Saturday, June 29, 2013

Everything I Know About Professional Learning Communities (PLCs) I Learned in Little League

My first experience with organized sports took place on a rundown baseball diamond behind an old church in Johnston, Rhode Island.  I was part of a league that consisted of only four teams that weren’t very good but were coached well, played hard, and had a lot of fun.  More than three decades later I still look back on those glory days of my youth and recognize that the lessons I learned on that field went far beyond how to turn a double play and when to hit the cut off. 
I have had the good fortune of being a part of many professional learning communities over the past twenty years, and the best ones remind me of my first baseball team in many ways.
With that in mind, next time you find yourself at a little league field watching the players swing for the fences and round the bases, perhaps it’s not the next group of major league prospects you should be looking for but rather the next generation of educational leaders.

The best hitter on the team practiced his swing by hitting balls off a tee into a fence every day
The most effective educators are the ones who continually look for ways to improve their practice.

Before games and practices, a player volunteered to lead us in our stretching exercises
Professional Learning Communities are made up of individuals willing to take on added responsibilities

The players were responsible for the care and maintenance of the field and the equipment
In addition to the physical plant, attention paid to the school or district’s mission and vision will impact teaching and learning  

While sitting in the dugout, we cheered on our teammates
Entire staffs need to support and celebrate the accomplishments of its learners

When players committed fielding errors, excuses were never allowed
Professional educators are accountable for the teaching and learning happening in their schools

Drills and practices focused on things that happened during the previous game
In order to grow professionally, teachers and administrators must be reflective practitioners

When a fly ball was hit, we always called for it
Educators know the importance of communication

Keeping an accurate scorebook was expected
Documentation and data collection are an essential component of any professional learning community

We always looked for the signs from the third base coach
Formative assessments provide information that can be used to inform instruction

Our coach insisted we watch the best teams in the league play their games
Peer observations will make us better at what we do


Anonymous said...

Very well thought out!
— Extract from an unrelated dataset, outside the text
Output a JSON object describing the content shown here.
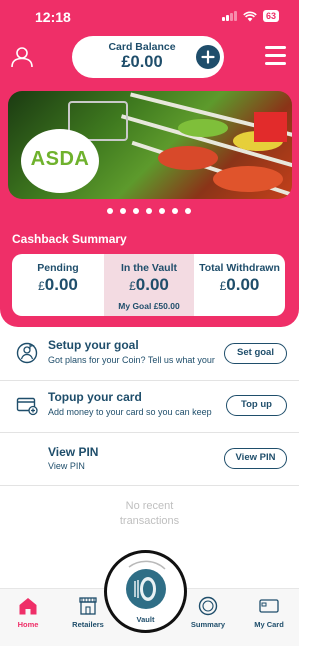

Awesome new design, love it!

Jessie said...

Great post with relevant connections! This one "hit" home with me :)